Top of Input data

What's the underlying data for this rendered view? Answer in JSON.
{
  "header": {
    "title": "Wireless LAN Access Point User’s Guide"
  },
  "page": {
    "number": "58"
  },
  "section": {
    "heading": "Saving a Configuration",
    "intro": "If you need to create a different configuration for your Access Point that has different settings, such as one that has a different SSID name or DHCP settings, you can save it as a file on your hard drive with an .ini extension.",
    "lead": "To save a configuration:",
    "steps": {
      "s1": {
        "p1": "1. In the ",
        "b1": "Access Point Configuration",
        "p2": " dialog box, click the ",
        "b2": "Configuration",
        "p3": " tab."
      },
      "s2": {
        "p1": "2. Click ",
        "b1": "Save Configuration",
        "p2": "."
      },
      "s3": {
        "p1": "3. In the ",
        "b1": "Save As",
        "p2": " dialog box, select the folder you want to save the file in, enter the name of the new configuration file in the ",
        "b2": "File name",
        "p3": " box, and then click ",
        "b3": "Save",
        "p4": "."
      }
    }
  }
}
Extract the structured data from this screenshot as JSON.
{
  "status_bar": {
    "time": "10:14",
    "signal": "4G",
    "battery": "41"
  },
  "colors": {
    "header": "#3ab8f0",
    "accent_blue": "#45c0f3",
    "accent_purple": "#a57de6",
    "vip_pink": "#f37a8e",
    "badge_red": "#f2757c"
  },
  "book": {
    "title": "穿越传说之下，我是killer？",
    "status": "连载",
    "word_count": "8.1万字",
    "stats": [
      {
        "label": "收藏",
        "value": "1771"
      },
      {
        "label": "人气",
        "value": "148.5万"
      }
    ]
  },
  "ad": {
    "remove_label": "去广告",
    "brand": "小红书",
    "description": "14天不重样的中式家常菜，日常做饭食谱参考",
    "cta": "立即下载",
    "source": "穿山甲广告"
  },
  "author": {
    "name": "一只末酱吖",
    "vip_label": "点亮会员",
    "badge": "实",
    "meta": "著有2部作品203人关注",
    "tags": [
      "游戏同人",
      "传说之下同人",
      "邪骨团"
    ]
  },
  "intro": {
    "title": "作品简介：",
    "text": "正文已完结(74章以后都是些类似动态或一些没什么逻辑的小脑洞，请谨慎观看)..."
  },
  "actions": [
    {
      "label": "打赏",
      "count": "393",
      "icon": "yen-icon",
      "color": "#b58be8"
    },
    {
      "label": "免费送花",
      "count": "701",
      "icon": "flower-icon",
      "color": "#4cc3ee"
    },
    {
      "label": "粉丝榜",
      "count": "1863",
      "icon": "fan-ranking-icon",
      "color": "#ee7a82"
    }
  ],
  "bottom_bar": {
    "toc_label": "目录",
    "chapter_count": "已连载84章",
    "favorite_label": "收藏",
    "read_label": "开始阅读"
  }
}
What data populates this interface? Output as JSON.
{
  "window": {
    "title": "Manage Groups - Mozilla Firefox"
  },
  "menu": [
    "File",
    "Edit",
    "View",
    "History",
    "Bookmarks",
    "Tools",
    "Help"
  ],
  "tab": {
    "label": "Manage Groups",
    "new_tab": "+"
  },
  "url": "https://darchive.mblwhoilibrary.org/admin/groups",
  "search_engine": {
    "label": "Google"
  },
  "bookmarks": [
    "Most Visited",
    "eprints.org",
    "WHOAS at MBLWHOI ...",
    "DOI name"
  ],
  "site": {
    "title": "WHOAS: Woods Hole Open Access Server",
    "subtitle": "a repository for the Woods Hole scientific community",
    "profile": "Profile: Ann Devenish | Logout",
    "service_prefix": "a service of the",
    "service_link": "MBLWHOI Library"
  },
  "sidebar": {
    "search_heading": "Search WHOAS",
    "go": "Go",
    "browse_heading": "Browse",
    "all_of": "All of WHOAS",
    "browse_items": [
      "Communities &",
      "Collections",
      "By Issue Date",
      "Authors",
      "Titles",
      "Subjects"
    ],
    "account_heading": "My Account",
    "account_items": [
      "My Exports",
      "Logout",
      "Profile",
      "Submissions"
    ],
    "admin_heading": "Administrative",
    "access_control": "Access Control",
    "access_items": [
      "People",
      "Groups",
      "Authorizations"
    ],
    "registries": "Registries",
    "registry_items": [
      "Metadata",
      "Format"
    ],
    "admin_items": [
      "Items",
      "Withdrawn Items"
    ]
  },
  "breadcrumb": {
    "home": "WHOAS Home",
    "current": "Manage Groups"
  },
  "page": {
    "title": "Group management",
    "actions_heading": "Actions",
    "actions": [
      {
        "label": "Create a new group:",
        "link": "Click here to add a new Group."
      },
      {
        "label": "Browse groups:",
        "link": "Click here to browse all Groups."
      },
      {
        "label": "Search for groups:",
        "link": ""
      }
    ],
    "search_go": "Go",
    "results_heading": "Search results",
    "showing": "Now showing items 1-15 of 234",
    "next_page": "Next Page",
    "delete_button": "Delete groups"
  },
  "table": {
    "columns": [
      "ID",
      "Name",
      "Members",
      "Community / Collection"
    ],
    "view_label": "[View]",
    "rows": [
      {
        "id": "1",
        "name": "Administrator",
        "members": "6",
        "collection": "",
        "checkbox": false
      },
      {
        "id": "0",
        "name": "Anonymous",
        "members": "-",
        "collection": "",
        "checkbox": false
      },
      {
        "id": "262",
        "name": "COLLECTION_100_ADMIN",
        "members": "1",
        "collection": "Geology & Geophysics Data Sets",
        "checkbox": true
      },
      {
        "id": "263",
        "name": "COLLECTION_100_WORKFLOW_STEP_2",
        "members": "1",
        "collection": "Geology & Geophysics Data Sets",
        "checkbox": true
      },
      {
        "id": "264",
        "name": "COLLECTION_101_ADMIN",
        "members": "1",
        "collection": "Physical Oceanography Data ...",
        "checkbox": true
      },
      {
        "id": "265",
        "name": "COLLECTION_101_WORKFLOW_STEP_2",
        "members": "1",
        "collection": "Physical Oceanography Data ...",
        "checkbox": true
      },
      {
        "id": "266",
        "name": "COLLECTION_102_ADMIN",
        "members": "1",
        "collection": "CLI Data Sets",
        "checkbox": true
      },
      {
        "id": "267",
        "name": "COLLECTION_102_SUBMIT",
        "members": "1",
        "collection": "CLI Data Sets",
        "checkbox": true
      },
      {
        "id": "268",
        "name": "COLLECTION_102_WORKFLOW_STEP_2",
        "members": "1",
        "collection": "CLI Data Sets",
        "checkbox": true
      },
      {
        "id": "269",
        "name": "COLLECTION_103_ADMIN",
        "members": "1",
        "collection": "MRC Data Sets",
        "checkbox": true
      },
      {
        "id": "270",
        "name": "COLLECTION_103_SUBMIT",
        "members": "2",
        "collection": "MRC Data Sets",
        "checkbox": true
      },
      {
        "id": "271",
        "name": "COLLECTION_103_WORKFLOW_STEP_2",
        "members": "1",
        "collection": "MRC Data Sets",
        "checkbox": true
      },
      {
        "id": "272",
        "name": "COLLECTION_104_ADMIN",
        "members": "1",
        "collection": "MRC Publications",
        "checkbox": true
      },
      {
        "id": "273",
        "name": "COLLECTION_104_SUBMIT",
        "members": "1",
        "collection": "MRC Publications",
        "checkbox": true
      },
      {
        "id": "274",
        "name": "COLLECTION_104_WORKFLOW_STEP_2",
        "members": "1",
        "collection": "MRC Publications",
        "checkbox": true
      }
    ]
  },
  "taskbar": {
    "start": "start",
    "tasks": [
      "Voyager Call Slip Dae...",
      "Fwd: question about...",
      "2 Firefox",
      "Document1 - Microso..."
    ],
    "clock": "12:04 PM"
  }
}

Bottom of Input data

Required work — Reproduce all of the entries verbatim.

Problem solution —
What's the underlying data for this rendered view? Answer in JSON.
{
  "header": {
    "title": "Wireless LAN Access Point User’s Guide"
  },
  "page": {
    "number": "58"
  },
  "section": {
    "heading": "Saving a Configuration",
    "intro": "If you need to create a different configuration for your Access Point that has different settings, such as one that has a different SSID name or DHCP settings, you can save it as a file on your hard drive with an .ini extension.",
    "lead": "To save a configuration:",
    "steps": {
      "s1": {
        "p1": "1. In the ",
        "b1": "Access Point Configuration",
        "p2": " dialog box, click the ",
        "b2": "Configuration",
        "p3": " tab."
      },
      "s2": {
        "p1": "2. Click ",
        "b1": "Save Configuration",
        "p2": "."
      },
      "s3": {
        "p1": "3. In the ",
        "b1": "Save As",
        "p2": " dialog box, select the folder you want to save the file in, enter the name of the new configuration file in the ",
        "b2": "File name",
        "p3": " box, and then click ",
        "b3": "Save",
        "p4": "."
      }
    }
  }
}
Extract the structured data from this screenshot as JSON.
{
  "status_bar": {
    "time": "10:14",
    "signal": "4G",
    "battery": "41"
  },
  "colors": {
    "header": "#3ab8f0",
    "accent_blue": "#45c0f3",
    "accent_purple": "#a57de6",
    "vip_pink": "#f37a8e",
    "badge_red": "#f2757c"
  },
  "book": {
    "title": "穿越传说之下，我是killer？",
    "status": "连载",
    "word_count": "8.1万字",
    "stats": [
      {
        "label": "收藏",
        "value": "1771"
      },
      {
        "label": "人气",
        "value": "148.5万"
      }
    ]
  },
  "ad": {
    "remove_label": "去广告",
    "brand": "小红书",
    "description": "14天不重样的中式家常菜，日常做饭食谱参考",
    "cta": "立即下载",
    "source": "穿山甲广告"
  },
  "author": {
    "name": "一只末酱吖",
    "vip_label": "点亮会员",
    "badge": "实",
    "meta": "著有2部作品203人关注",
    "tags": [
      "游戏同人",
      "传说之下同人",
      "邪骨团"
    ]
  },
  "intro": {
    "title": "作品简介：",
    "text": "正文已完结(74章以后都是些类似动态或一些没什么逻辑的小脑洞，请谨慎观看)..."
  },
  "actions": [
    {
      "label": "打赏",
      "count": "393",
      "icon": "yen-icon",
      "color": "#b58be8"
    },
    {
      "label": "免费送花",
      "count": "701",
      "icon": "flower-icon",
      "color": "#4cc3ee"
    },
    {
      "label": "粉丝榜",
      "count": "1863",
      "icon": "fan-ranking-icon",
      "color": "#ee7a82"
    }
  ],
  "bottom_bar": {
    "toc_label": "目录",
    "chapter_count": "已连载84章",
    "favorite_label": "收藏",
    "read_label": "开始阅读"
  }
}
What data populates this interface? Output as JSON.
{
  "window": {
    "title": "Manage Groups - Mozilla Firefox"
  },
  "menu": [
    "File",
    "Edit",
    "View",
    "History",
    "Bookmarks",
    "Tools",
    "Help"
  ],
  "tab": {
    "label": "Manage Groups",
    "new_tab": "+"
  },
  "url": "https://darchive.mblwhoilibrary.org/admin/groups",
  "search_engine": {
    "label": "Google"
  },
  "bookmarks": [
    "Most Visited",
    "eprints.org",
    "WHOAS at MBLWHOI ...",
    "DOI name"
  ],
  "site": {
    "title": "WHOAS: Woods Hole Open Access Server",
    "subtitle": "a repository for the Woods Hole scientific community",
    "profile": "Profile: Ann Devenish | Logout",
    "service_prefix": "a service of the",
    "service_link": "MBLWHOI Library"
  },
  "sidebar": {
    "search_heading": "Search WHOAS",
    "go": "Go",
    "browse_heading": "Browse",
    "all_of": "All of WHOAS",
    "browse_items": [
      "Communities &",
      "Collections",
      "By Issue Date",
      "Authors",
      "Titles",
      "Subjects"
    ],
    "account_heading": "My Account",
    "account_items": [
      "My Exports",
      "Logout",
      "Profile",
      "Submissions"
    ],
    "admin_heading": "Administrative",
    "access_control": "Access Control",
    "access_items": [
      "People",
      "Groups",
      "Authorizations"
    ],
    "registries": "Registries",
    "registry_items": [
      "Metadata",
      "Format"
    ],
    "admin_items": [
      "Items",
      "Withdrawn Items"
    ]
  },
  "breadcrumb": {
    "home": "WHOAS Home",
    "current": "Manage Groups"
  },
  "page": {
    "title": "Group management",
    "actions_heading": "Actions",
    "actions": [
      {
        "label": "Create a new group:",
        "link": "Click here to add a new Group."
      },
      {
        "label": "Browse groups:",
        "link": "Click here to browse all Groups."
      },
      {
        "label": "Search for groups:",
        "link": ""
      }
    ],
    "search_go": "Go",
    "results_heading": "Search results",
    "showing": "Now showing items 1-15 of 234",
    "next_page": "Next Page",
    "delete_button": "Delete groups"
  },
  "table": {
    "columns": [
      "ID",
      "Name",
      "Members",
      "Community / Collection"
    ],
    "view_label": "[View]",
    "rows": [
      {
        "id": "1",
        "name": "Administrator",
        "members": "6",
        "collection": "",
        "checkbox": false
      },
      {
        "id": "0",
        "name": "Anonymous",
        "members": "-",
        "collection": "",
        "checkbox": false
      },
      {
        "id": "262",
        "name": "COLLECTION_100_ADMIN",
        "members": "1",
        "collection": "Geology & Geophysics Data Sets",
        "checkbox": true
      },
      {
        "id": "263",
        "name": "COLLECTION_100_WORKFLOW_STEP_2",
        "members": "1",
        "collection": "Geology & Geophysics Data Sets",
        "checkbox": true
      },
      {
        "id": "264",
        "name": "COLLECTION_101_ADMIN",
        "members": "1",
        "collection": "Physical Oceanography Data ...",
        "checkbox": true
      },
      {
        "id": "265",
        "name": "COLLECTION_101_WORKFLOW_STEP_2",
        "members": "1",
        "collection": "Physical Oceanography Data ...",
        "checkbox": true
      },
      {
        "id": "266",
        "name": "COLLECTION_102_ADMIN",
        "members": "1",
        "collection": "CLI Data Sets",
        "checkbox": true
      },
      {
        "id": "267",
        "name": "COLLECTION_102_SUBMIT",
        "members": "1",
        "collection": "CLI Data Sets",
        "checkbox": true
      },
      {
        "id": "268",
        "name": "COLLECTION_102_WORKFLOW_STEP_2",
        "members": "1",
        "collection": "CLI Data Sets",
        "checkbox": true
      },
      {
        "id": "269",
        "name": "COLLECTION_103_ADMIN",
        "members": "1",
        "collection": "MRC Data Sets",
        "checkbox": true
      },
      {
        "id": "270",
        "name": "COLLECTION_103_SUBMIT",
        "members": "2",
        "collection": "MRC Data Sets",
        "checkbox": true
      },
      {
        "id": "271",
        "name": "COLLECTION_103_WORKFLOW_STEP_2",
        "members": "1",
        "collection": "MRC Data Sets",
        "checkbox": true
      },
      {
        "id": "272",
        "name": "COLLECTION_104_ADMIN",
        "members": "1",
        "collection": "MRC Publications",
        "checkbox": true
      },
      {
        "id": "273",
        "name": "COLLECTION_104_SUBMIT",
        "members": "1",
        "collection": "MRC Publications",
        "checkbox": true
      },
      {
        "id": "274",
        "name": "COLLECTION_104_WORKFLOW_STEP_2",
        "members": "1",
        "collection": "MRC Publications",
        "checkbox": true
      }
    ]
  },
  "taskbar": {
    "start": "start",
    "tasks": [
      "Voyager Call Slip Dae...",
      "Fwd: question about...",
      "2 Firefox",
      "Document1 - Microso..."
    ],
    "clock": "12:04 PM"
  }
}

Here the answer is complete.